Security researcher Brian Krebs has been responsible for exposing some of the biggest hacks in recent history, the price of which is that his blog, Krebs on Security, has faced numerous DDoS attacks from angry hackers over the years. But the latest assault was so large that the site was offline for a week, and it took a helping hand from Google to get it back up.
The distributed denial-of-service attacks started two weeks after Krebs revealed that Israeli teenagers Yarden Bidani and Itay Huri were the alleged owners of vDOS, a “booter” service that people can use to carry out DDoS attacks against websites.
vDOS was said to be responsible for "a majority" of the DDoS attacks that had been clogging up the internet over the past few years, earning the pair $618,000 in the process.
Following the report, Krebs on Security was targeted by one of the largest DDos attacks on record. The site was hit with 620 gigabits per second of junk data – almost twice the size of anything it previously had to fend off.
While the attack didn’t bring down the site, Krebs’ hosting provider, Akamai Technologies, was forced to order Krebs on Security off the network. Along with DDoS protection firm Prolexic, it had been offering Krebs pro bono protection from attacks for years, but the size of this DDoS meant it couldn’t keep on doing so without the financial impact affecting other customers.
"I can't really fault Akamai for their decision," Krebs said. "I likely cost them a ton of money today."
The good news is that Krebs on Security is now back online, thanks to Google’s free Project Shield program. The company provides the DDoS attack mitigation service to verified journalists and non-profit organizations.

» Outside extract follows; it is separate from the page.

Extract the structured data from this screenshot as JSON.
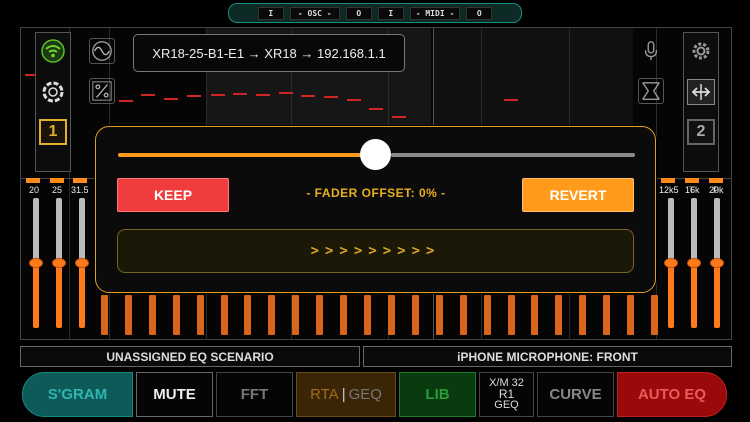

"A number of other providers offered to help, but it was clear that they did not have the muscle to be able to withstand such massive attacks," Krebs added.